She should have asked that question before she hit the road and drove down from Connecticut. But planning ahead never was Kendra’s style. For her, planning ahead usually took the form of vague daydreaming about something that was almost impossible to happen in reality. Almost everything else she did happened on impulse, at the spur of the moment. Like getting engaged twice since they’d split up. Maybe them splitting up, too.
As for whether he was seeing anyone, he was. Sort of. He’d met Coleen at the Burlington Mall a couple of months ago, when she bumped into him and almost spilled her soda on him in the food court. After three dates Colleen confessed that the bump wasn’t an accident.
Colleen was nice enough and pretty enough. She was a thirty-six year-old divorcee with a nine year-old daughter and six year-old son. They got along okay. No real issues. No unnecessary drama. He was going to have to stop seeing her soon, however.
Colleen was a “good girl.” She had a hard four-months-before-sex rule. That was cool. He respected a woman who had standards and wasn’t so desperate to get a man that she used her body as a sacrificial offering. But he could tell that she was getting anxious for the four months to be over.
He needed to stop seeing her before then.
He’d told Colleen from the jump that though he was cool with being in a monogamous relationship, he wasn’t particularly interested in getting married anytime soon. Colleen said she understood, and that that was fine. Yeah, right.
After two months he knew that for Colleen, sex was going to mean serious commitment. And to her way of thinking, if you were going to seriously commit, you had might as well be thinking about marriage. He’d seen the marriage glow in her eyes on the day he’d made the mistake of taking her and her kids to Six Flags. It was that glow that said, He’ll make a good husband and father. Looking at that glow in Colleen’s eyes was scarier than looking into the eyes of a hungry panther.
So not no, but hell no. Marriage wasn’t going to happen. He’d been there and done that. The proof was sitting right outside his shower, wearing a yellow sundress.
To answer Kendra’s question he said, “I’m dating.”
“Is it serious?”
Kendra reached and slid the shower door open, looked in and gave him that smile. It was a smile he knew so well. He used to think that she must have smiled that same way when she was a little girl and was about to stick her hand in the cookie jar when she wasn’t supposed to. It was the smile that meant she was thinking about doing something bad.
Bad, as in sometimes very good.

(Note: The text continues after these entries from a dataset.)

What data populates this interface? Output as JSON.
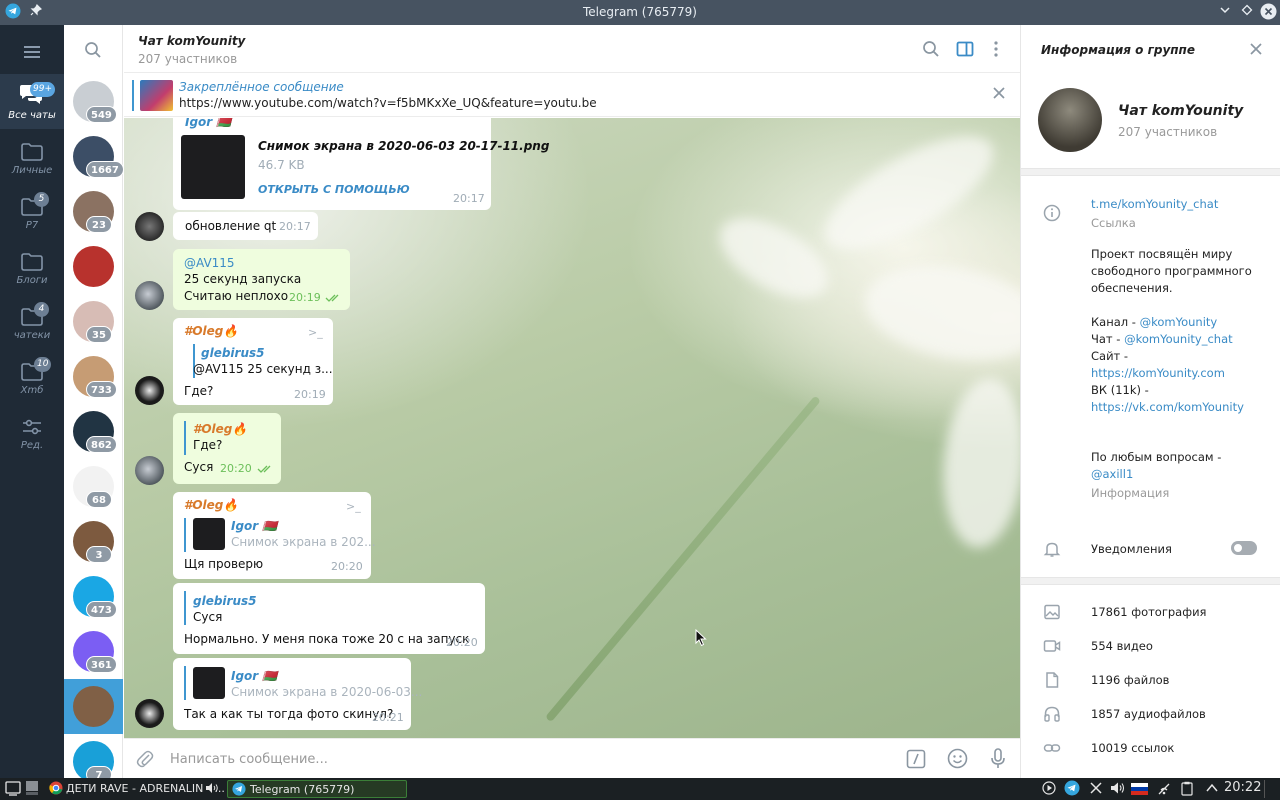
{
  "window": {
    "title": "Telegram (765779)"
  },
  "rail": {
    "menu_icon": "hamburger-icon",
    "folders": [
      {
        "label": "Все чаты",
        "badge": "99+",
        "icon": "chats-icon",
        "active": true
      },
      {
        "label": "Личные",
        "badge": "",
        "icon": "folder-icon"
      },
      {
        "label": "P7",
        "badge": "5",
        "icon": "folder-icon"
      },
      {
        "label": "Блоги",
        "badge": "",
        "icon": "folder-icon"
      },
      {
        "label": "чатеки",
        "badge": "4",
        "icon": "folder-icon"
      },
      {
        "label": "Xmб",
        "badge": "10",
        "icon": "folder-icon"
      },
      {
        "label": "Ред.",
        "badge": "",
        "icon": "edit-folders-icon"
      }
    ]
  },
  "chatlist": {
    "items": [
      {
        "badge": "549",
        "color": "#c9ced3"
      },
      {
        "badge": "1667",
        "color": "#3c4e66"
      },
      {
        "badge": "23",
        "color": "#8b7262"
      },
      {
        "badge": "",
        "color": "#b8322d"
      },
      {
        "badge": "35",
        "color": "#d7bcb5"
      },
      {
        "badge": "733",
        "color": "#c69c74"
      },
      {
        "badge": "862",
        "color": "#213443"
      },
      {
        "badge": "68",
        "color": "#f2f2f2"
      },
      {
        "badge": "3",
        "color": "#7d5a3f"
      },
      {
        "badge": "473",
        "color": "#1aa7e4"
      },
      {
        "badge": "361",
        "color": "#7b5ef3"
      },
      {
        "badge": "",
        "color": "#806046"
      },
      {
        "badge": "7",
        "color": "#19a0d8"
      }
    ]
  },
  "chat": {
    "name": "Чат komYounity",
    "members": "207 участников",
    "pinned": {
      "title": "Закреплённое сообщение",
      "text": "https://www.youtube.com/watch?v=f5bMKxXe_UQ&feature=youtu.be"
    },
    "messages": [
      {
        "sender": "Igor 🇧🇾",
        "file_name": "Снимок экрана в 2020-06-03 20-17-11.png",
        "file_size": "46.7 KB",
        "file_action": "ОТКРЫТЬ С ПОМОЩЬЮ",
        "time": "20:17"
      },
      {
        "text": "обновление qt",
        "time": "20:17"
      },
      {
        "mention": "@AV115",
        "line1": " 25 секунд запуска",
        "line2": "Считаю неплохо",
        "time": "20:19"
      },
      {
        "sender": "#Oleg🔥",
        "reply_name": "glebirus5",
        "reply_text": "@AV115  25 секунд з...",
        "text": "Где?",
        "time": "20:19"
      },
      {
        "reply_name": "#Oleg🔥",
        "reply_text": "Где?",
        "text": "Суся",
        "time": "20:20"
      },
      {
        "sender": "#Oleg🔥",
        "reply_name": "Igor 🇧🇾",
        "reply_text": "Снимок экрана в 202...",
        "text": "Щя проверю",
        "time": "20:20"
      },
      {
        "reply_name": "glebirus5",
        "reply_text": "Суся",
        "text": "Нормально. У меня пока тоже 20 с на запуск",
        "time": "20:20"
      },
      {
        "reply_name": "Igor 🇧🇾",
        "reply_text": "Снимок экрана в 2020-06-03...",
        "text": "Так а как ты тогда фото скинул?",
        "time": "20:21"
      }
    ],
    "composer_placeholder": "Написать сообщение..."
  },
  "info": {
    "title": "Информация о группе",
    "group_name": "Чат komYounity",
    "group_members": "207 участников",
    "link": "t.me/komYounity_chat",
    "link_caption": "Ссылка",
    "desc1": "Проект посвящён миру",
    "desc2": "свободного программного",
    "desc3": "обеспечения.",
    "channel_label": "Канал - ",
    "channel": "@komYounity",
    "chat_label": "Чат - ",
    "chat": "@komYounity_chat",
    "site_label": "Сайт -",
    "site": "https://komYounity.com",
    "vk_label": "ВК (11k) -",
    "vk": "https://vk.com/komYounity",
    "questions": "По любым вопросам -",
    "contact": "@axill1",
    "about_caption": "Информация",
    "notifications": "Уведомления",
    "notifications_on": false,
    "media": [
      {
        "label": "17861 фотография",
        "icon": "photo-icon"
      },
      {
        "label": "554 видео",
        "icon": "video-icon"
      },
      {
        "label": "1196 файлов",
        "icon": "file-icon"
      },
      {
        "label": "1857 аудиофайлов",
        "icon": "headphones-icon"
      },
      {
        "label": "10019 ссылок",
        "icon": "link-icon"
      }
    ]
  },
  "taskbar": {
    "task1": "ДЕТИ RAVE - ADRENALIN - ...",
    "task2": "Telegram (765779)",
    "clock": "20:22"
  }
}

Kendra stood next to his bed and let him pull the top of her sundress down off her plump breasts while they kissed. She let him push the dress down over the swell of her hips, and let it drop and pool around her ankles. As he kissed his way down her body she stepped out of the dress and kicked her sandals off.
Ali kneeled in front of her and kissed her belly as he peeled her panties down. Her panties were white with yellow sunflowers on them. Pretty. What was under her panties was prettier.
Ali straightened up, took a step back and looked at the woman he used to be married to the way she’d looked at him down in the foyer, and then again when he’d come dripping wet out of the shower.
38-D, 30, 42. Five-foot-five. About 160 pounds of tight-packed hourglass curves.
She was looking at him, too. Her eyes were on his rock hard desire for her as she said, “I don’t think I can get married again. I think eventually I’d end up cheating on him with you.”
Ali wanted to tell Kendra that she was wrong or crazy or whatever. But he couldn’t, because he felt the same way.
Ali stepped back to his ex-wife. He took her soft, warm nakedness in his arms. He kissed her.
It was like coming home.
Kendra broke their kiss and asked, “Have you done it yet on your new sofa?”
“Then let’s go christen it.”
“You’re going to look good naked on black leather.”
Kendra gave him her hand in the cookie jar smile and said, “Then bring your camera.”
© 18 July 2012